* [TASK STATEMENT]
Across the listing below, count the lines containing "player". Give nothing but the number.

***** DATA FOR THIS TASK *****

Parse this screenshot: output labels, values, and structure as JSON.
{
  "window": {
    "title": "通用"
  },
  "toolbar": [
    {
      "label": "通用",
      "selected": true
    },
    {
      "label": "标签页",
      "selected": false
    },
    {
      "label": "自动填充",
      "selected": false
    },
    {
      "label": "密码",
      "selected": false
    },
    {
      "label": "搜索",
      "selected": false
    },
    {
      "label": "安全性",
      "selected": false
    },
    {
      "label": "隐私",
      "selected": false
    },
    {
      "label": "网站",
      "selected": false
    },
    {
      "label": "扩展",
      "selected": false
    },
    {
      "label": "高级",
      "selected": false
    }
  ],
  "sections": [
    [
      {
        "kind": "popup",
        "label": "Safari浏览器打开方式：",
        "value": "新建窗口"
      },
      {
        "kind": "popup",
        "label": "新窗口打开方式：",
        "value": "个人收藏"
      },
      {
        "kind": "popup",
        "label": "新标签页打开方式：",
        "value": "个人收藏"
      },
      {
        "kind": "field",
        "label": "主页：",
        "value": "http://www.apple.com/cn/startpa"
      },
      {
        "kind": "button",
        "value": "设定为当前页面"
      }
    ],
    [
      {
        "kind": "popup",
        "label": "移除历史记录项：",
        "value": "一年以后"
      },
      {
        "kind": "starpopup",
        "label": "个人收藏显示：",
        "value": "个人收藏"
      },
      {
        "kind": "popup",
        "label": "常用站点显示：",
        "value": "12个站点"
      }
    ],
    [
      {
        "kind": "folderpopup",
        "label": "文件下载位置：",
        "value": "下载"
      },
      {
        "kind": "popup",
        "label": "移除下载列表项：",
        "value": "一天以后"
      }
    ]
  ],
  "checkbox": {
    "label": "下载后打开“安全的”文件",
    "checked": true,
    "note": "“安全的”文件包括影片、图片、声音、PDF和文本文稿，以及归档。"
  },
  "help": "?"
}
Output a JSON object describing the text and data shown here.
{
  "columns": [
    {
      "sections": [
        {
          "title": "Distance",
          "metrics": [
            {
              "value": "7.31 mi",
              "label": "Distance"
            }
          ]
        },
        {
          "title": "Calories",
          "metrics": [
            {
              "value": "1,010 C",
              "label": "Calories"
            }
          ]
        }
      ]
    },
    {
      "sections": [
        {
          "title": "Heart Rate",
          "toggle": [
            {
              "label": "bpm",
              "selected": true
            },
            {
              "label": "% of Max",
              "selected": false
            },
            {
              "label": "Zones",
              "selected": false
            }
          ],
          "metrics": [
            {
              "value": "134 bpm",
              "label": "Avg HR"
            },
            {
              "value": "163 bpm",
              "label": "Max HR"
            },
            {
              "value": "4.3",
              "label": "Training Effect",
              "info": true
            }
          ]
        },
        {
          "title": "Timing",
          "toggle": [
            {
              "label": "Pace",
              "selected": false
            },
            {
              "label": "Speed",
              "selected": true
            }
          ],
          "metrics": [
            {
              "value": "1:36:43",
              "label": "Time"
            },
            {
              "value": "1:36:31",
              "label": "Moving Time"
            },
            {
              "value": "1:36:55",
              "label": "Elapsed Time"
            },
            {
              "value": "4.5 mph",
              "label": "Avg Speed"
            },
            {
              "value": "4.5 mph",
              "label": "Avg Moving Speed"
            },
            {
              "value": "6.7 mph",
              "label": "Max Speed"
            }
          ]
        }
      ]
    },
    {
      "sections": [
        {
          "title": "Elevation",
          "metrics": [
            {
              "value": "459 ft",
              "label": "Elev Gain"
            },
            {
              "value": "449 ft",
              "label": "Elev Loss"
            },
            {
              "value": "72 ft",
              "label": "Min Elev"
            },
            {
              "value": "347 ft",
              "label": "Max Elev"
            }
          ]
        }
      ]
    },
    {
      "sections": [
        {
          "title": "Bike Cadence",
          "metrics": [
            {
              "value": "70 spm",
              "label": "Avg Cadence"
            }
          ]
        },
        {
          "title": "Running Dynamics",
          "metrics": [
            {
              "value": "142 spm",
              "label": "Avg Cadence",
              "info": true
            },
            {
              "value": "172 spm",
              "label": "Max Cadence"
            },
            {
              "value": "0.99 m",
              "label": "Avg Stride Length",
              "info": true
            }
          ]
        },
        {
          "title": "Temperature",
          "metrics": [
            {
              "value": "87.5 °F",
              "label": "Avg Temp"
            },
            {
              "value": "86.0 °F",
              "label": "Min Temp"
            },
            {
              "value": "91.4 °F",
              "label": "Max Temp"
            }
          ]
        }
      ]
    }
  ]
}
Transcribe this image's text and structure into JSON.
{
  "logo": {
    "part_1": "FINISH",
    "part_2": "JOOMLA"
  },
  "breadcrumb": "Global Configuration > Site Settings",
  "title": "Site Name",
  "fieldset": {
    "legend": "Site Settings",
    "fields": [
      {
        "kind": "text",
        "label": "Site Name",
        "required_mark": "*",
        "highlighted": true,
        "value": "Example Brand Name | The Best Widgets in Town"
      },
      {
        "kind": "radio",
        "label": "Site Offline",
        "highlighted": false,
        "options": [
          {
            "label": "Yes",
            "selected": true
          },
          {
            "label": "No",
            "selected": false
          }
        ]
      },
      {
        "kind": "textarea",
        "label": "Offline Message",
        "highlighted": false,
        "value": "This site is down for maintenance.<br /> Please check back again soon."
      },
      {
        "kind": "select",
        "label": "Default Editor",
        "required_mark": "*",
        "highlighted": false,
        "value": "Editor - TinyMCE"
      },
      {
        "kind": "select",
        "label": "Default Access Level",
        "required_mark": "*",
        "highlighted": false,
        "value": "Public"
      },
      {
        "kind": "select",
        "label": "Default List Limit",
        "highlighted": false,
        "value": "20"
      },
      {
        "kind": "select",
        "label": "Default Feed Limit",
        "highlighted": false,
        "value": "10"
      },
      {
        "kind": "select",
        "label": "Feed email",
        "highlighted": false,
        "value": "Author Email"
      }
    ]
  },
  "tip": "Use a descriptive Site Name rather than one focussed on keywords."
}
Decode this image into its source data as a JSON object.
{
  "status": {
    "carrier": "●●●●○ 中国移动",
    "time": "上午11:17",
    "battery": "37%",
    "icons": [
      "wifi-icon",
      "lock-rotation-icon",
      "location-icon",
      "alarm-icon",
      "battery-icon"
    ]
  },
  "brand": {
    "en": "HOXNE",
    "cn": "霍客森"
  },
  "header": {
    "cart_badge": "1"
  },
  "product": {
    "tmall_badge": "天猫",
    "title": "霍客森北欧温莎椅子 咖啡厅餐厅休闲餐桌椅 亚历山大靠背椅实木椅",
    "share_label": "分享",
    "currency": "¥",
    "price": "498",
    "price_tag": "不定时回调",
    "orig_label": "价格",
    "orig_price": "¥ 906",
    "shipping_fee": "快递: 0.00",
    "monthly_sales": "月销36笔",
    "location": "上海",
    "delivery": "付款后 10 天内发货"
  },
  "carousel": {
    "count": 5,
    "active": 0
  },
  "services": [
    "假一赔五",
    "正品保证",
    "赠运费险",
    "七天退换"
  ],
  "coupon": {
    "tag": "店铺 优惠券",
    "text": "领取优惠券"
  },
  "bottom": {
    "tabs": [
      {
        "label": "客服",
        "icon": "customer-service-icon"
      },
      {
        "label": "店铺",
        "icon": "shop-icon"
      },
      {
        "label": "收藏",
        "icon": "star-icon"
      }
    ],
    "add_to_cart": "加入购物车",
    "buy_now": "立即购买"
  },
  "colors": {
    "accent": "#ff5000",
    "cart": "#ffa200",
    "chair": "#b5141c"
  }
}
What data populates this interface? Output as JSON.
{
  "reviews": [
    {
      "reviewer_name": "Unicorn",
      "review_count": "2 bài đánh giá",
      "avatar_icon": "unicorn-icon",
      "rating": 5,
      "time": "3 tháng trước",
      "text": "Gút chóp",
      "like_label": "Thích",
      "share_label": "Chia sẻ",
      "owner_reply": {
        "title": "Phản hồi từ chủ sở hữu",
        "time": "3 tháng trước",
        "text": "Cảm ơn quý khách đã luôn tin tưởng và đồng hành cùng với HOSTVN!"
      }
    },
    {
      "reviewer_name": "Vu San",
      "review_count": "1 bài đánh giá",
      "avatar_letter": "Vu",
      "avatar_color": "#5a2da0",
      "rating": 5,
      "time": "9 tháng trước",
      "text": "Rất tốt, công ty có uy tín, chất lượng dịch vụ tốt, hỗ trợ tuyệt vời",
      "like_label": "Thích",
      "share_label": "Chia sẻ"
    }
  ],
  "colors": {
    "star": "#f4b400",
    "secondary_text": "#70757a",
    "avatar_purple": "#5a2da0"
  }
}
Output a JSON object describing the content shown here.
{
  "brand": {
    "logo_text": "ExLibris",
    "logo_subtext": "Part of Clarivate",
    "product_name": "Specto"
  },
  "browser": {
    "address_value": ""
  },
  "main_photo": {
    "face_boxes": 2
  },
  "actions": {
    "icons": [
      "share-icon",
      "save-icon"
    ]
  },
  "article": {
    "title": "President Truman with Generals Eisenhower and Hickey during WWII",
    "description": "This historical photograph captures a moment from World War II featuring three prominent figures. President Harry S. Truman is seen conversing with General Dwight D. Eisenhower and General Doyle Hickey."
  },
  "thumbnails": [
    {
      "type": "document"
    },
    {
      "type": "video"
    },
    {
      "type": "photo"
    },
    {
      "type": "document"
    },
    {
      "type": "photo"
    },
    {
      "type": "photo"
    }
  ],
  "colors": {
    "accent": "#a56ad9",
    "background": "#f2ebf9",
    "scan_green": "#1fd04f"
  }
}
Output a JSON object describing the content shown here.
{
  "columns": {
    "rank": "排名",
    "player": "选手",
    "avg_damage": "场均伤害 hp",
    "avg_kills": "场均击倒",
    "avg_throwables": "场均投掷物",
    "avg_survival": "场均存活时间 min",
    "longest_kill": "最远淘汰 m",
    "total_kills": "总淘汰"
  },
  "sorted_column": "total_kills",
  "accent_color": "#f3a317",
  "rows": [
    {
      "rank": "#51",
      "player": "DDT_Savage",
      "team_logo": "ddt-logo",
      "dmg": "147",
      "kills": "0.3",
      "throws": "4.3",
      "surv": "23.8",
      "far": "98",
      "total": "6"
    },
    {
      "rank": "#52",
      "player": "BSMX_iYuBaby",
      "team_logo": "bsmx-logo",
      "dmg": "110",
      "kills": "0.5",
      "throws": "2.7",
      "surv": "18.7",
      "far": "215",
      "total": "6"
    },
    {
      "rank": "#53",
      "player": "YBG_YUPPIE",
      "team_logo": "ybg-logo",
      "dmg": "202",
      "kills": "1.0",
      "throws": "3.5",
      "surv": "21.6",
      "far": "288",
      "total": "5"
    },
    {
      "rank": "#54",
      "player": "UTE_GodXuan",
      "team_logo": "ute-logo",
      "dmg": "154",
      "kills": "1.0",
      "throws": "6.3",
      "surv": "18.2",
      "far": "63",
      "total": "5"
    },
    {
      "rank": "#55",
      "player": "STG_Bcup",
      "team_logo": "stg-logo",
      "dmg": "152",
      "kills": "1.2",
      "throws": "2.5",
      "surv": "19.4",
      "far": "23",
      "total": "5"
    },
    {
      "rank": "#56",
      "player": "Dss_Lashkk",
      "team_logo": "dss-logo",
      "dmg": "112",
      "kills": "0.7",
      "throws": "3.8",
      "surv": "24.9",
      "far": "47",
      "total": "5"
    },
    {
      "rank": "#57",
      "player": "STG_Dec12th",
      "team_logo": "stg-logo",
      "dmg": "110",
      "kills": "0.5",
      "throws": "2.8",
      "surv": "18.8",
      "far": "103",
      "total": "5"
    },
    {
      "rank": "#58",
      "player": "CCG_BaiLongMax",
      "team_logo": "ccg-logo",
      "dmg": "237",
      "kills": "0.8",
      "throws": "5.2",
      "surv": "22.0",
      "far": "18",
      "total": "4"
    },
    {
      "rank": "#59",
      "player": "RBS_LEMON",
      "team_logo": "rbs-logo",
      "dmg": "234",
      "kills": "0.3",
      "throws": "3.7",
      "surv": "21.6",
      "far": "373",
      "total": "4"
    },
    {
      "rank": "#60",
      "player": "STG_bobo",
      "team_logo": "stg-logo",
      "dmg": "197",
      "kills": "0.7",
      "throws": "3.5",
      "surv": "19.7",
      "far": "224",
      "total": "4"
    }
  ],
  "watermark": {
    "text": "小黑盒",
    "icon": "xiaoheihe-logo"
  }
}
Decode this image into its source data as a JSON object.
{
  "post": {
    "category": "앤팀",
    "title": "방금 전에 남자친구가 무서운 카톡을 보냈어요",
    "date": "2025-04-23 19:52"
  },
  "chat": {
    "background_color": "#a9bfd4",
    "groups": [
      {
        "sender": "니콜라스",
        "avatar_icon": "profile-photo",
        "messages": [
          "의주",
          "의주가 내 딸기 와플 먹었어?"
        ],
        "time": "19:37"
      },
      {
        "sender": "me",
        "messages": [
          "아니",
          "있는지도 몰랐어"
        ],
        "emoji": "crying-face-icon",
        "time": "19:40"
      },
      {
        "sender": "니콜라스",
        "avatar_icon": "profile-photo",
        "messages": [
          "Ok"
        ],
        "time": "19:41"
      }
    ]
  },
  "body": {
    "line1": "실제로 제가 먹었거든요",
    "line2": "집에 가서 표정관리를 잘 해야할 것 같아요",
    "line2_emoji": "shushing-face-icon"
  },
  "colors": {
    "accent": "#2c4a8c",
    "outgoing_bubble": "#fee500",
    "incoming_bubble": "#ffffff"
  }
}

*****

* [OUTPUT FOR THIS TASK]
11